Reproduce the records exactly.

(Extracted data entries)
·····
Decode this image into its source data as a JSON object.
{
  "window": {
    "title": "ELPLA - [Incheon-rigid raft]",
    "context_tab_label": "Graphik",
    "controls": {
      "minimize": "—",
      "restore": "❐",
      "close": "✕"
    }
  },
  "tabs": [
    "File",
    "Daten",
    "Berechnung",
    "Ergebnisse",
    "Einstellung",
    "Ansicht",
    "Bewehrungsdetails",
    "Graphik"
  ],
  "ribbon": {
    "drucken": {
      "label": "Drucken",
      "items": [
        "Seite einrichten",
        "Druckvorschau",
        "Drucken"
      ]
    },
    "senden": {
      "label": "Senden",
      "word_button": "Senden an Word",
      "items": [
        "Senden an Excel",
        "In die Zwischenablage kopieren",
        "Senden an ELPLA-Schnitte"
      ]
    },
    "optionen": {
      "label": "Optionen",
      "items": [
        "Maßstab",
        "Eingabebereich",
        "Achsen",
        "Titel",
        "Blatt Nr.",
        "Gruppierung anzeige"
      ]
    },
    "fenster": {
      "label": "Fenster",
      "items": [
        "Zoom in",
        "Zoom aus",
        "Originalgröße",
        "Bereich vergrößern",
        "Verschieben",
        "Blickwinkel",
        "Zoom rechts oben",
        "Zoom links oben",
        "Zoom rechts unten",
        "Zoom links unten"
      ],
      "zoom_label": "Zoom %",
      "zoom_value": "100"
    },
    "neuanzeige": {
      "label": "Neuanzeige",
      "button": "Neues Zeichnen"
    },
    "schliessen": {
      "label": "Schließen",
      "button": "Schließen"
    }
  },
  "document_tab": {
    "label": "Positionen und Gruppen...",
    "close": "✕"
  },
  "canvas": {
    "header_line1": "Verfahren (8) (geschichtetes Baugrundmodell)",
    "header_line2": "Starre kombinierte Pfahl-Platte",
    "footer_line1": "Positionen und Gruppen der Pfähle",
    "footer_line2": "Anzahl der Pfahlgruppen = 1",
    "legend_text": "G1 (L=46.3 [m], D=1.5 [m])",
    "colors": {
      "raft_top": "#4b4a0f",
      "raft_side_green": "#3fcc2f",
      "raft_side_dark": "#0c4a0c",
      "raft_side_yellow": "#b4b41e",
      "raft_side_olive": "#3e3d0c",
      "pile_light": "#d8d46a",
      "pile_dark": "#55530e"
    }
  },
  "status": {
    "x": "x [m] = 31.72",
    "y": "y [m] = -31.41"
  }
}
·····
§ Result of the task
Decode this image into its source data as a JSON object.
{
  "window": {
    "title": "ELPLA - [Incheon-rigid raft]",
    "context_tab_label": "Graphik",
    "controls": {
      "minimize": "—",
      "restore": "❐",
      "close": "✕"
    }
  },
  "tabs": [
    "File",
    "Daten",
    "Berechnung",
    "Ergebnisse",
    "Einstellung",
    "Ansicht",
    "Bewehrungsdetails",
    "Graphik"
  ],
  "ribbon": {
    "drucken": {
      "label": "Drucken",
      "items": [
        "Seite einrichten",
        "Druckvorschau",
        "Drucken"
      ]
    },
    "senden": {
      "label": "Senden",
      "word_button": "Senden an Word",
      "items": [
        "Senden an Excel",
        "In die Zwischenablage kopieren",
        "Senden an ELPLA-Schnitte"
      ]
    },
    "optionen": {
      "label": "Optionen",
      "items": [
        "Maßstab",
        "Eingabebereich",
        "Achsen",
        "Titel",
        "Blatt Nr.",
        "Gruppierung anzeige"
      ]
    },
    "fenster": {
      "label": "Fenster",
      "items": [
        "Zoom in",
        "Zoom aus",
        "Originalgröße",
        "Bereich vergrößern",
        "Verschieben",
        "Blickwinkel",
        "Zoom rechts oben",
        "Zoom links oben",
        "Zoom rechts unten",
        "Zoom links unten"
      ],
      "zoom_label": "Zoom %",
      "zoom_value": "100"
    },
    "neuanzeige": {
      "label": "Neuanzeige",
      "button": "Neues Zeichnen"
    },
    "schliessen": {
      "label": "Schließen",
      "button": "Schließen"
    }
  },
  "document_tab": {
    "label": "Positionen und Gruppen...",
    "close": "✕"
  },
  "canvas": {
    "header_line1": "Verfahren (8) (geschichtetes Baugrundmodell)",
    "header_line2": "Starre kombinierte Pfahl-Platte",
    "footer_line1": "Positionen und Gruppen der Pfähle",
    "footer_line2": "Anzahl der Pfahlgruppen = 1",
    "legend_text": "G1 (L=46.3 [m], D=1.5 [m])",
    "colors": {
      "raft_top": "#4b4a0f",
      "raft_side_green": "#3fcc2f",
      "raft_side_dark": "#0c4a0c",
      "raft_side_yellow": "#b4b41e",
      "raft_side_olive": "#3e3d0c",
      "pile_light": "#d8d46a",
      "pile_dark": "#55530e"
    }
  },
  "status": {
    "x": "x [m] = 31.72",
    "y": "y [m] = -31.41"
  }
}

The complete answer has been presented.